In philosophy, rationalism is the epistemological view that "regards reason as the chief source and test of knowledge" or "any view appealing to reason as a source of knowledge or justification". More formally, rationalism is defined as a methodology or a theory "in which the criterion of the truth is not sensory but intellectual and deductive".
- A prerequisite for a fruitful study of the rationalist, then, is a readiness to be open-minded, and a willingness to discard some of the caricatures from which 'rationalism' has sufferde in our own time. Many of the distortions arise from a tendecy to see rationalism as a kind of seemless web, so that any philosopher whose thought contains rationalist elements is seen as being committed to the wildest excesses of speculative metaphysics. What should by now be starting to emerge is that 'rationalism' stands not for a monolithic philosophical doctrine, but rather for a cluster of overlapping views and ideas.

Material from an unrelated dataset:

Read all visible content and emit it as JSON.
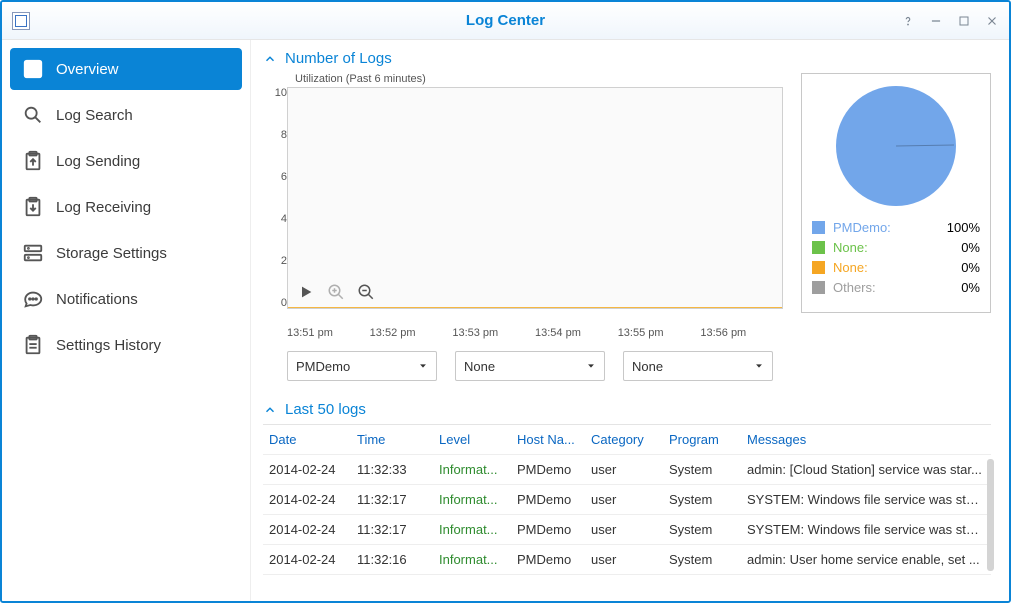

- John Cottingham, Rationalism (1984), p. 10
- Rationalism... is a secularized form of the belief in the power of the word of God.
- Paul Feyerabend, Against Method (1975) p. 227
- It is no accident that Cartesian rationalism was completely blind to the forces of historical evolution. And what it applied to the past it proclaimed as programme for the future: that man in the full knowledge of what he was doing should deliberately create such a civilization and social order as the process of his reason enabled him to design. Rationalism in this sense is the doctrine which assumes that all institutions which benefit humanity have in the past and ought in the future to be invented in clear awareness of the desirable effects that they produce; that they are to be approved and respected only to the extent that we can show that the particular effects they will produce in any given situation are preferable to the effects another arrangement would produce; that we have it in our power so to shape our institutions that of all possible sets of results that which we prefer to all others will be realized; and that our reason should never resort to automatic or mechanical devices when conscious consideration of all factors would make preferable an outcome different from that of the spontaneous process. It is from this kind of social rationalism or constructivism that all modern socialism, planning and totalitarianism derives.
- Friedrich Hayek, "Kinds of Rationalism", The Economic Studies Quarterly (1965)